- Job Search Recommendations: Ask for the exact position description or one representative of the type of position the applicant is seeking. Ask for a summary of the student's professional goals.
- Graduate School Search Recommendations: Ask for a copy of the student's personal statement, and any specific criteria requested by the graduate/professional school program (i.e., a specific recommendation form or questionnaire).
Writing a Letter
- Start the letter by describing how and for how long you have known the student. Mention specific situations where you worked with or observed the student.
- Provide your evaluation of the student's capabilities and suitability to the profession. Identify key areas such as work performance, management and research abilities, leadership qualities, cross-cultural and interpersonal skills.
- For a graduate school recommendation, specifically reference the student's ability to conduct research and scholarly work.
- Offer a "big picture" of the student's overall promise and potential.
- Try to differentiate and highlight the student's specific and individual strengths.
- Specific examples are the strongest evidence supporting the individual's abilities. Don't be too brief, but instead provide relevant information and examples of achievements.
- State your own qualifications as they relate to the profession, organization, or program.
- In most cases, a letter of recommendation is one page with up to four paragraphs.
- Recommendations should be printed on university letterhead and signed.
- After you’ve written the letter consider providing the student with a copy, keep a copy for yourself, and ask the student to update you on the process.
National Association of Colleges and Employers Resources
Check out these additional resources:
FERPA and Letters of Recommendation

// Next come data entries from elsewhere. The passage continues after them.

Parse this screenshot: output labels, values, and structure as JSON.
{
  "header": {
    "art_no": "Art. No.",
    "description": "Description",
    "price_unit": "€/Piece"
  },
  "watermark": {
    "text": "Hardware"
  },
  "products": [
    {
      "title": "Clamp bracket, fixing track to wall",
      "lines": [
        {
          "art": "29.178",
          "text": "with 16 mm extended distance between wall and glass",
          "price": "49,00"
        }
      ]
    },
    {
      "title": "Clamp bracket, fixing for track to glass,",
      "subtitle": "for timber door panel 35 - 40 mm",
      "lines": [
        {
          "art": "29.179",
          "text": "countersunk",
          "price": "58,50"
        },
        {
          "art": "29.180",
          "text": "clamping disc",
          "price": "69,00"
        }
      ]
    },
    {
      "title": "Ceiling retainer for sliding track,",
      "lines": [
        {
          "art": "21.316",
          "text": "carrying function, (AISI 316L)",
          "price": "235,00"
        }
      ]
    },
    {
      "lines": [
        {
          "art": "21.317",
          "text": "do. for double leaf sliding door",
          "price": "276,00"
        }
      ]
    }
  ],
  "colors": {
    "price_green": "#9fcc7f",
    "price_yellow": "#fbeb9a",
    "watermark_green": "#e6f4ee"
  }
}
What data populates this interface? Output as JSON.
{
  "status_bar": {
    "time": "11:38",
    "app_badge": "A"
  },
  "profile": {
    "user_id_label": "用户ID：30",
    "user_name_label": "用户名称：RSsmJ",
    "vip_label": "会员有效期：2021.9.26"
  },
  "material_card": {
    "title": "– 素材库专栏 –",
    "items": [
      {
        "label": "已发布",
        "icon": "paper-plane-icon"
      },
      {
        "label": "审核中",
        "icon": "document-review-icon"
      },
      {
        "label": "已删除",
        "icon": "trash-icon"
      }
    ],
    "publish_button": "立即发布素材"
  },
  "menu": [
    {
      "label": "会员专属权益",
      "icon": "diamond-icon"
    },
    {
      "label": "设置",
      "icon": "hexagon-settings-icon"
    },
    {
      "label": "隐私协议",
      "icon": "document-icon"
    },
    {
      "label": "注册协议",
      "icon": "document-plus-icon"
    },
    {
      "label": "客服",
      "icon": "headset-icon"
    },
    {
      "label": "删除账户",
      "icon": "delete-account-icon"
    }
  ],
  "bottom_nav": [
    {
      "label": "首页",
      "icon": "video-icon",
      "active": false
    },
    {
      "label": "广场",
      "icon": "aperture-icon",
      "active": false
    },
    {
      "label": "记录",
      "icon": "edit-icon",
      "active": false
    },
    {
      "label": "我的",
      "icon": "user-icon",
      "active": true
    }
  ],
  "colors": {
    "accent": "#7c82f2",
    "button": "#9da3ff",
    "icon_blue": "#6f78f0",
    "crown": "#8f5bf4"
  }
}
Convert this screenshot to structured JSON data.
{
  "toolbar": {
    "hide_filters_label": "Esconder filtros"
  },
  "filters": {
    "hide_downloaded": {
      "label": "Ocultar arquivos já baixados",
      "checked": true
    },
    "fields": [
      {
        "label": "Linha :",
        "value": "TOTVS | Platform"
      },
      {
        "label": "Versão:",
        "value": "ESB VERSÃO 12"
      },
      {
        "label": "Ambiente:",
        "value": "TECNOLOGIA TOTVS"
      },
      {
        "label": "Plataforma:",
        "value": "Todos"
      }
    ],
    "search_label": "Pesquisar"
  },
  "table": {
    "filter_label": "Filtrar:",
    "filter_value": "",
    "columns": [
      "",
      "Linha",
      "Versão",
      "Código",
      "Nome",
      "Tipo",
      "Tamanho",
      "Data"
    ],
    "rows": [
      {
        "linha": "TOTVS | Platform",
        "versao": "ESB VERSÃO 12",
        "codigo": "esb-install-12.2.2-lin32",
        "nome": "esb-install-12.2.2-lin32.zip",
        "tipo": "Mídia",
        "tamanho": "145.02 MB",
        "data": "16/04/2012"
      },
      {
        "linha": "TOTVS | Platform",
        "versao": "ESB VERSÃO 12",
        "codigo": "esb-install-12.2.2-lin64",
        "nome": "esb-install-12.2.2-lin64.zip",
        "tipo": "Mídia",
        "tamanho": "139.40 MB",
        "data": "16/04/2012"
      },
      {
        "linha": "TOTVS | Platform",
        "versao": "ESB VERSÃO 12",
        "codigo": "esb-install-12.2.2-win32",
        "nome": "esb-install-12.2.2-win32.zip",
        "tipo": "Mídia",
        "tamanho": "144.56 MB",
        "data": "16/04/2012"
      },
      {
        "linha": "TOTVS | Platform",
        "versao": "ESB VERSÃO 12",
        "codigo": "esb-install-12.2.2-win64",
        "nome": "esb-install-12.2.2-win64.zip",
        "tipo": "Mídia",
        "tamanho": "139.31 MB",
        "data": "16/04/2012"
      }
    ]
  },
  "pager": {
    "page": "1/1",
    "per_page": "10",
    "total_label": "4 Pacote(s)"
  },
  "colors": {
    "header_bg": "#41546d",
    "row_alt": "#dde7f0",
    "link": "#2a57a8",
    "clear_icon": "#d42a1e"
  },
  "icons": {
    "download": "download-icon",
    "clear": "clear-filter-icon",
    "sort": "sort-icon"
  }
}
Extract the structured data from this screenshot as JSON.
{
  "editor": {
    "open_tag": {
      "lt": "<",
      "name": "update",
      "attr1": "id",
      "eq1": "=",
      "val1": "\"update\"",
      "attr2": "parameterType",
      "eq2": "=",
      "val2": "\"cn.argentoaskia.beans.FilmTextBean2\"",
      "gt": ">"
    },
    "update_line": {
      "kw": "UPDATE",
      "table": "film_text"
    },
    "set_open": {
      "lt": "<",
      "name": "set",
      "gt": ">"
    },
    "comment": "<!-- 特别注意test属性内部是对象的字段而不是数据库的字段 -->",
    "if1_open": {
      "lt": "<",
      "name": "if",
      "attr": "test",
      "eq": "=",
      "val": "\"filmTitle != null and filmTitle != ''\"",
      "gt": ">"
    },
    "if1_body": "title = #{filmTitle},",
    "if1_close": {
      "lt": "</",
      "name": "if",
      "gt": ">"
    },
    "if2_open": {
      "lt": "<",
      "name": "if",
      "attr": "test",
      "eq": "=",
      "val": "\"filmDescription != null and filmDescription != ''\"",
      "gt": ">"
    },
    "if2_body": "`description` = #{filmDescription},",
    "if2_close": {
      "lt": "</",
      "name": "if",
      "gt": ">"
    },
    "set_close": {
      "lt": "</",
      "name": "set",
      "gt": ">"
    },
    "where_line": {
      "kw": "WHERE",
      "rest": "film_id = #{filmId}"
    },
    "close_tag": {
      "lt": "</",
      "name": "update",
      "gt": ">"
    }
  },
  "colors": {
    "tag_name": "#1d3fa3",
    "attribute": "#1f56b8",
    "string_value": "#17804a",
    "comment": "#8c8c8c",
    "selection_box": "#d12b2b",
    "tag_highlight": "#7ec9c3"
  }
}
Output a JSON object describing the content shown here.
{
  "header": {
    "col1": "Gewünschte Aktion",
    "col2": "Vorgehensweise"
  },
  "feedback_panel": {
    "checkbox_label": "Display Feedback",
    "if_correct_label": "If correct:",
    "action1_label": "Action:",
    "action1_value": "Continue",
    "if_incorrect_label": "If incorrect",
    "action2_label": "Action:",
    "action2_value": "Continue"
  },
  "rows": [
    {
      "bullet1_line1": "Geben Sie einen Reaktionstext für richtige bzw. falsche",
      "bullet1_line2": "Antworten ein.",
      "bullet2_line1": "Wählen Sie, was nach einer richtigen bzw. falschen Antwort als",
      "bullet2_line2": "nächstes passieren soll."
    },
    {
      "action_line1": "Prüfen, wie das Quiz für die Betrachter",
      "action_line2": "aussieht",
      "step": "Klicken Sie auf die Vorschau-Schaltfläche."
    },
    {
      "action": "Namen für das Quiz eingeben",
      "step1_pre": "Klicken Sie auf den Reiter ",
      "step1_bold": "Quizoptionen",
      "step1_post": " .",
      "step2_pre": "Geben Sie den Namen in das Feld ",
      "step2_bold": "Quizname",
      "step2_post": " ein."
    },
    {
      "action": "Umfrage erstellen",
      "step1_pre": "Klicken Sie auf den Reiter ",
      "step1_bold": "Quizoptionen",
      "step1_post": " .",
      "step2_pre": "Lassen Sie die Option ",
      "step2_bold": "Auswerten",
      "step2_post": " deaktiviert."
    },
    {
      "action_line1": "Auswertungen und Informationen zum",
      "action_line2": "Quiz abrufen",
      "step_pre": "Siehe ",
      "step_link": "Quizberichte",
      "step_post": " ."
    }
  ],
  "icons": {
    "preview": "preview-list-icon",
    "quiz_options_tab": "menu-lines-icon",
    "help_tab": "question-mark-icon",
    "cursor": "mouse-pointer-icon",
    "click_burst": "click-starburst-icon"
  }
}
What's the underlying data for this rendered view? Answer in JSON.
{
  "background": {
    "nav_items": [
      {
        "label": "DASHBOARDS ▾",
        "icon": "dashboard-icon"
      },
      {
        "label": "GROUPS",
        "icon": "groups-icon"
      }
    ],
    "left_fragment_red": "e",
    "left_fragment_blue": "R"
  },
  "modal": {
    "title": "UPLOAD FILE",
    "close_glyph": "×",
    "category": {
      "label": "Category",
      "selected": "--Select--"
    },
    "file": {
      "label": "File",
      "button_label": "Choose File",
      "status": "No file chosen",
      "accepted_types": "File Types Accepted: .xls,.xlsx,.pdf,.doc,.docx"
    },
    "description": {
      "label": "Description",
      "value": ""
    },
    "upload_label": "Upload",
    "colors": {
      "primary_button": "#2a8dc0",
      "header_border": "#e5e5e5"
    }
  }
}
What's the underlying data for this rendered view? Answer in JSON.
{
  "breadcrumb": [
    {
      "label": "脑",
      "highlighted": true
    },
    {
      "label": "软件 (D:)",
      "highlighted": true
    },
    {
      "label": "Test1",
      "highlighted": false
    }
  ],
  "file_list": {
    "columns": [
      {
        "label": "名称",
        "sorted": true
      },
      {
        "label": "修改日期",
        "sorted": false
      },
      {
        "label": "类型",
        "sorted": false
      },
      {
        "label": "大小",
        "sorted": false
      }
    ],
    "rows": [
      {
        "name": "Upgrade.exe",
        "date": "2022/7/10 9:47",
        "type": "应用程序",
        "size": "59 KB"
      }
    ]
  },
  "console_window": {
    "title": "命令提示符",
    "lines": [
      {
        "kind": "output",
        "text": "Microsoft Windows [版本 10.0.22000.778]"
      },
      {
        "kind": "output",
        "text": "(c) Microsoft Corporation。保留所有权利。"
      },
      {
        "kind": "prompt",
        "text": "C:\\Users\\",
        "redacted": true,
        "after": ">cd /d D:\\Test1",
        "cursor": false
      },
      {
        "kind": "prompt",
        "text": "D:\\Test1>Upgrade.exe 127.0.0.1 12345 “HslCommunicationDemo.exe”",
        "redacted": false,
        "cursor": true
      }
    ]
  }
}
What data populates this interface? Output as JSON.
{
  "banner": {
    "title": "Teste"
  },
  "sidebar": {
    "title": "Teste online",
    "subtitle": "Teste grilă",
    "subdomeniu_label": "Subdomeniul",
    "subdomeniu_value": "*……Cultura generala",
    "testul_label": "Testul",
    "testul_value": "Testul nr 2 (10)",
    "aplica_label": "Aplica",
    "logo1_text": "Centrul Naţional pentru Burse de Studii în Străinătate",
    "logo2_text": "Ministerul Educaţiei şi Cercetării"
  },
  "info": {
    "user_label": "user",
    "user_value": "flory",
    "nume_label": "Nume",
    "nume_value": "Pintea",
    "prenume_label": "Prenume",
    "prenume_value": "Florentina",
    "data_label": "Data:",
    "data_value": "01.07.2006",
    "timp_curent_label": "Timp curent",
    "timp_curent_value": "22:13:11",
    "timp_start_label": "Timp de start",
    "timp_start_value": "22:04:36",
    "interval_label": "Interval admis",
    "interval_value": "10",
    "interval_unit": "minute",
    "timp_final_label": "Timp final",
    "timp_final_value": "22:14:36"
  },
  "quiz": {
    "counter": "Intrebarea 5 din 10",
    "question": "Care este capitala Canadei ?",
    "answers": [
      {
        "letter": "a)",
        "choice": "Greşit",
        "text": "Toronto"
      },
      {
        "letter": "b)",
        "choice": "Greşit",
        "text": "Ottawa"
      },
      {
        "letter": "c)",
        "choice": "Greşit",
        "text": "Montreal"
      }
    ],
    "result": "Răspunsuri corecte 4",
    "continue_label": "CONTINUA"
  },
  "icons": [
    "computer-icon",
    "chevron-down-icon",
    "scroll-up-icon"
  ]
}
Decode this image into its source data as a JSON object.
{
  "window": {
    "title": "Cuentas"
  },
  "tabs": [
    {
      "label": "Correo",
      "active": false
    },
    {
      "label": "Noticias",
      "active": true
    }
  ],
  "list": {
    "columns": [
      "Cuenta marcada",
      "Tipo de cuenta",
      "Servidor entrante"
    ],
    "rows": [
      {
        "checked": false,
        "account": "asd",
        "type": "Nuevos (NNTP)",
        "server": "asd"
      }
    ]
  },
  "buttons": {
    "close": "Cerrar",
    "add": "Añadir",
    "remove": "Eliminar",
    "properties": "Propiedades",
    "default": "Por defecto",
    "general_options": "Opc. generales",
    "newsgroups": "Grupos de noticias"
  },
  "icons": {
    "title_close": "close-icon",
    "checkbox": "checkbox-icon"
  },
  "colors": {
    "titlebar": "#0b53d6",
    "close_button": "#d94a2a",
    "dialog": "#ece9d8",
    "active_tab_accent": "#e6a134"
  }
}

UW-Platteville faculty and staff who serve as a reference for a student have an additional responsibility under the Family Educational Rights and Privacy Act (FERPA) to obtain a signed, written consent from the student to disclose information in a student’s education record. Therefore, faculty who wish to disclose a student's grade or GPA must get the student's signed, written consent prior to disclosing any non-directory information.